America's military power is paramount in the world. English is the language of business. Other nationalities must learn our language. We feel little need to learn their languages. America's cultural influence -- some call it cultural imperialism -- through media and financial institutions -- throughout the world is undisputed. American movies and television shows, actors and rock stars, are seen the world over. Despite severe problems in the U.S., American auto makers like General Motors are doing great business abroad. Ford cars are popular here in Turkey.Wikipedia has a thought-provoking article on American Empire.
Ibrahim Kalin in Today's Zaman asserts that "empire" is defined by five factors. A country is an empire if it has 1) amassed land; 2) built a huge army; 3) exploited cheap labor; 4) has political and economic colonies; and 5) engages in cultural influence or imperialism. By those definitions, America comes pretty close to achieving empire.
I have been discussing global politics with Turkish students in my advanced English classes. They are highly skeptical of America's positive influence on Iraq and Afghanistan, and concerned that America might attack Iran. The U.S., they say, has unfair standards in seeking to dictate which nations should be allowed to develop nuclear capacity. If Israel has that right, Iran should have that right, they say, and the U.S. has no business attacking Iran over nuclear energy development.
I point out the despotism of the Iranian regime and the desire of the Iranian people for democracy. But I caution that America is spread far too thin to attack Iran. We have our hands full in Iraq and Afghanistan, where outcomes to our liking are far from assured, and we could get bogged down in quagmires.
My Turkish students ask why America chooses to be involved in countries where we are not wanted, like Iraq and Afghanistan, and why we largely ignore impoverished Africa if we are such humanitarians. The reason, they suspect, has little to do with stopping terrorism, creating democracy, extending human rights, and economic development, and much to do with oil and other products America needs (See U.S. oil dependency map).
I assert that America's empire may be in decline, because we've borrowed so much from China, we don't produce enough products for the world to purchase anymore, and we've over-extended ourselves militarily. China might take America's place as an empire-building superpower, I say. Or "how about Turkey?" My Turkish students laugh and say, "now that would be good."

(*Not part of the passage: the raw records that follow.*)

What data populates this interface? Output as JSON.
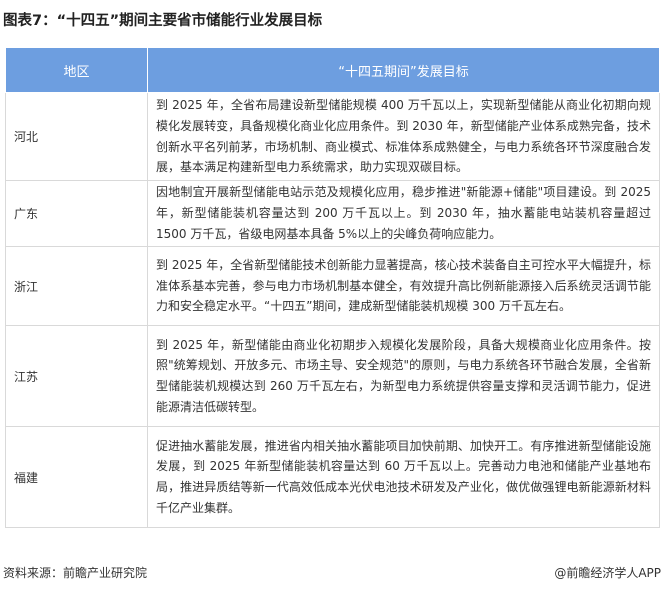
{
  "title": "图表7：“十四五”期间主要省市储能行业发展目标",
  "table": {
    "headers": [
      "地区",
      "“十四五期间”发展目标"
    ],
    "rows": [
      {
        "region": "河北",
        "content": "到 2025 年，全省布局建设新型储能规模 400 万千瓦以上，实现新型储能从商业化初期向规模化发展转变，具备规模化商业化应用条件。到 2030 年，新型储能产业体系成熟完备，技术创新水平名列前茅，市场机制、商业模式、标准体系成熟健全，与电力系统各环节深度融合发展，基本满足构建新型电力系统需求，助力实现双碳目标。"
      },
      {
        "region": "广东",
        "content": "因地制宜开展新型储能电站示范及规模化应用，稳步推进\"新能源+储能\"项目建设。到 2025 年，新型储能装机容量达到 200 万千瓦以上。到 2030 年，抽水蓄能电站装机容量超过 1500 万千瓦，省级电网基本具备 5%以上的尖峰负荷响应能力。"
      },
      {
        "region": "浙江",
        "content": "到 2025 年，全省新型储能技术创新能力显著提高，核心技术装备自主可控水平大幅提升，标准体系基本完善，参与电力市场机制基本健全，有效提升高比例新能源接入后系统灵活调节能力和安全稳定水平。“十四五”期间，建成新型储能装机规模 300 万千瓦左右。"
      },
      {
        "region": "江苏",
        "content": "到 2025 年，新型储能由商业化初期步入规模化发展阶段，具备大规模商业化应用条件。按照\"统筹规划、开放多元、市场主导、安全规范\"的原则，与电力系统各环节融合发展，全省新型储能装机规模达到 260 万千瓦左右，为新型电力系统提供容量支撑和灵活调节能力，促进能源清洁低碳转型。"
      },
      {
        "region": "福建",
        "content": "促进抽水蓄能发展，推进省内相关抽水蓄能项目加快前期、加快开工。有序推进新型储能设施发展，到 2025 年新型储能装机容量达到 60 万千瓦以上。完善动力电池和储能产业基地布局，推进异质结等新一代高效低成本光伏电池技术研发及产业化，做优做强锂电新能源新材料千亿产业集群。"
      }
    ]
  },
  "footer": {
    "source": "资料来源：前瞻产业研究院",
    "brand": "@前瞻经济学人APP"
  }
}
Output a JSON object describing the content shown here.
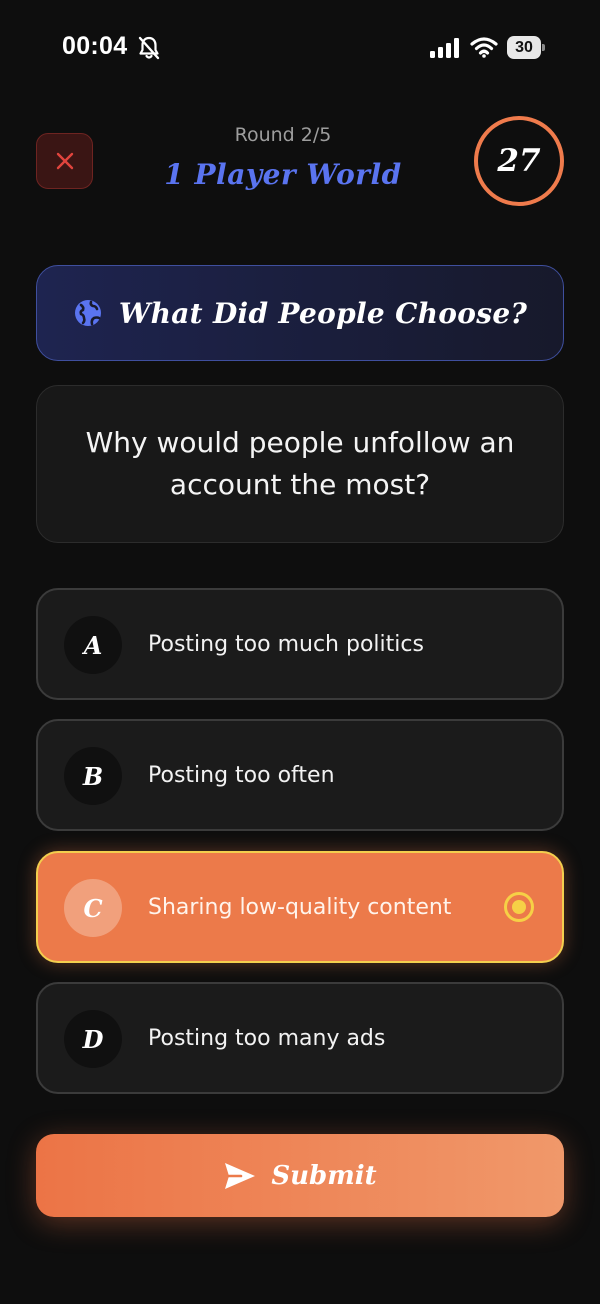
{
  "status_bar": {
    "time": "00:04",
    "battery": "30"
  },
  "header": {
    "round": "Round 2/5",
    "mode": "1 Player World",
    "timer": "27"
  },
  "category": {
    "icon": "globe-icon",
    "title": "What Did People Choose?"
  },
  "question": {
    "text": "Why would people unfollow an account the most?"
  },
  "options": [
    {
      "letter": "A",
      "text": "Posting too much politics",
      "selected": false
    },
    {
      "letter": "B",
      "text": "Posting too often",
      "selected": false
    },
    {
      "letter": "C",
      "text": "Sharing low-quality content",
      "selected": true
    },
    {
      "letter": "D",
      "text": "Posting too many ads",
      "selected": false
    }
  ],
  "submit": {
    "label": "Submit",
    "icon": "send-icon"
  },
  "colors": {
    "accent_orange": "#ec7a4a",
    "selected_border": "#f3ce4e",
    "mode_blue": "#5a74f0",
    "close_red": "#e0443d"
  }
}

A Reader Responds: "I've always tended to think of America as a modern empire, a rather benign one. We're not the first empire not to insist on domination - the Romans had "client kings," like Herod, and much of India and Africa were governed by native rajahs or kings aligned with Britain. I don't think there's any way not to be a de facto empire when you have so much wealth, military might, and influence..."
As for the omnipresence all those multi-national corporations as evidence of American economic success, my reader is dubious. "One has to wonder, in a globalized world, how much longer institutions like McDonalds' will be regarded as American, as opposed to being seen as global institutions that started in America. How many Americans stop to think when they get gas at Shell that they're patronizing an Anglo-Dutch company? Or picture Swiss mountains as they drink Nescafe coffee?"

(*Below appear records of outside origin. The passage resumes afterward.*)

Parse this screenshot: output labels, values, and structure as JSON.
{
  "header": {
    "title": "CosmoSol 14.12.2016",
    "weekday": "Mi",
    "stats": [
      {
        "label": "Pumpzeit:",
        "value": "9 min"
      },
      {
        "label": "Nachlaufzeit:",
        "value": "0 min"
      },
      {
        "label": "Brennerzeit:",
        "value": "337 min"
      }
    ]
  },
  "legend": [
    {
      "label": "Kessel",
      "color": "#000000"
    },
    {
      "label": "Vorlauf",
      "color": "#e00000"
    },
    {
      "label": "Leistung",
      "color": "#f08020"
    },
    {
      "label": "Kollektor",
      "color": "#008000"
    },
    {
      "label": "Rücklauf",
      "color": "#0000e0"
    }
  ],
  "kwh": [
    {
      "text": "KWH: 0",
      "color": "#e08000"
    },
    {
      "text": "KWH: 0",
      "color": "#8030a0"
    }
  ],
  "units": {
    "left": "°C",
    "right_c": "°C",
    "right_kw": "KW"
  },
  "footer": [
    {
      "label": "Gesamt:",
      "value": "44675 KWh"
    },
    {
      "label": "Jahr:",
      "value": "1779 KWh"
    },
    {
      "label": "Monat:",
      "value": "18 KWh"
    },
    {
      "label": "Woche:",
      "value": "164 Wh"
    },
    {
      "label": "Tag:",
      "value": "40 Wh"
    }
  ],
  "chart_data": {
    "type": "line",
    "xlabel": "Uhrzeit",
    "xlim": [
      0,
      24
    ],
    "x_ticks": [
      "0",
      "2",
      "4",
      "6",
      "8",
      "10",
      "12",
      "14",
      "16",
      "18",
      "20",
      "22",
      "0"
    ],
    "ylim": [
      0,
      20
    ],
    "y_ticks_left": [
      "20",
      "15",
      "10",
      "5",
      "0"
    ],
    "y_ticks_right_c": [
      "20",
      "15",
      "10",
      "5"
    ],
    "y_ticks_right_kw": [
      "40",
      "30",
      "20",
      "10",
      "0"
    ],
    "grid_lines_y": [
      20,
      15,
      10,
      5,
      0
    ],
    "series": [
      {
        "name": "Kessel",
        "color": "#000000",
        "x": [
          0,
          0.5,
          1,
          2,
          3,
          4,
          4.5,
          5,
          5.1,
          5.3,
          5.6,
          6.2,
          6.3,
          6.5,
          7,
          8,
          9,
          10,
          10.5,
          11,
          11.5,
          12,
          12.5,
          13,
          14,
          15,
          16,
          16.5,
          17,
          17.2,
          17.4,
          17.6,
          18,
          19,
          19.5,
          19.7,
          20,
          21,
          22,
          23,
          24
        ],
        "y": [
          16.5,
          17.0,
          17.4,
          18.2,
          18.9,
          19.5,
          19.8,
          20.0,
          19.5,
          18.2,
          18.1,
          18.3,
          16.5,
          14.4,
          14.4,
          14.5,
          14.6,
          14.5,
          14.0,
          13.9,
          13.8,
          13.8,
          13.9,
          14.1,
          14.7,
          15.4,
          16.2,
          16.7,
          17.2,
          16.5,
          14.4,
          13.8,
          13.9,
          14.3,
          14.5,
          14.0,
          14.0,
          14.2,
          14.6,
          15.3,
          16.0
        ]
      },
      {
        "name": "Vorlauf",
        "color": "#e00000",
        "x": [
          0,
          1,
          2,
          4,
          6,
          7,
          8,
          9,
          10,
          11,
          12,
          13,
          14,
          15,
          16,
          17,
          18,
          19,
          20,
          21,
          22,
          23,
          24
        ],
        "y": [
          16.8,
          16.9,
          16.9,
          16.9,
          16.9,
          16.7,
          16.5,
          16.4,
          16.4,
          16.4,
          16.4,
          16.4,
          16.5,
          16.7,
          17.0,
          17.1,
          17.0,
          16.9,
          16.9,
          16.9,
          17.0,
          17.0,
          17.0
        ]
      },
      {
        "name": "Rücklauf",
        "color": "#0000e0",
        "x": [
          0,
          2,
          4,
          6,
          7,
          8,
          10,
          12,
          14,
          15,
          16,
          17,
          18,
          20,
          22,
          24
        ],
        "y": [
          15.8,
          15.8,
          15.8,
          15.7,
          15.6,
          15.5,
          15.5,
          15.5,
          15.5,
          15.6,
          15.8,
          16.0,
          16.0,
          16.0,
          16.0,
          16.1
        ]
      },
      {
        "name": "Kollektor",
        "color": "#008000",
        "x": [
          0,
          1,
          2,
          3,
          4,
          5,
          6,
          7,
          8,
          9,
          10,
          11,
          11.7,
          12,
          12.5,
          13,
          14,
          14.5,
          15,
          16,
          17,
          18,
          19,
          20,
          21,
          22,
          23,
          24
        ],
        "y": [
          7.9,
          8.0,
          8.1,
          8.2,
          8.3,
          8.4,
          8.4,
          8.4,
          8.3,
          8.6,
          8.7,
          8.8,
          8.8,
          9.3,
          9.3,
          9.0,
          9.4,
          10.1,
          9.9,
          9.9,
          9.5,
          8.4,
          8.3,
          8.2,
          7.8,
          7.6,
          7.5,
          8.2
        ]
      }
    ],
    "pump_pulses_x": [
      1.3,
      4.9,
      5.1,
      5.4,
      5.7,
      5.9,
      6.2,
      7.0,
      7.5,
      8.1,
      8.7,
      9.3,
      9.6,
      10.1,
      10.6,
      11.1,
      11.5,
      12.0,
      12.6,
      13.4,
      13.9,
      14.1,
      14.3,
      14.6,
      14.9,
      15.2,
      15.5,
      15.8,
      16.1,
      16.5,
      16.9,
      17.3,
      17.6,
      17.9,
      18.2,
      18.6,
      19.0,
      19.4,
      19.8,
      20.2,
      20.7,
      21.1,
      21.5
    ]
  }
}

- Feeling Like a Space Alien in Turkey, But Also Learning More About My Identity As An American
- A Neo-Ottoman, New Turkish Empire Or Economic Powerhouse Begins to Emerge
- America Wakes Up to the Shift in Global Power (Andrew Sullivan, TimesOnline of London)
- Can America Match the Glory That Was Ancient Rome?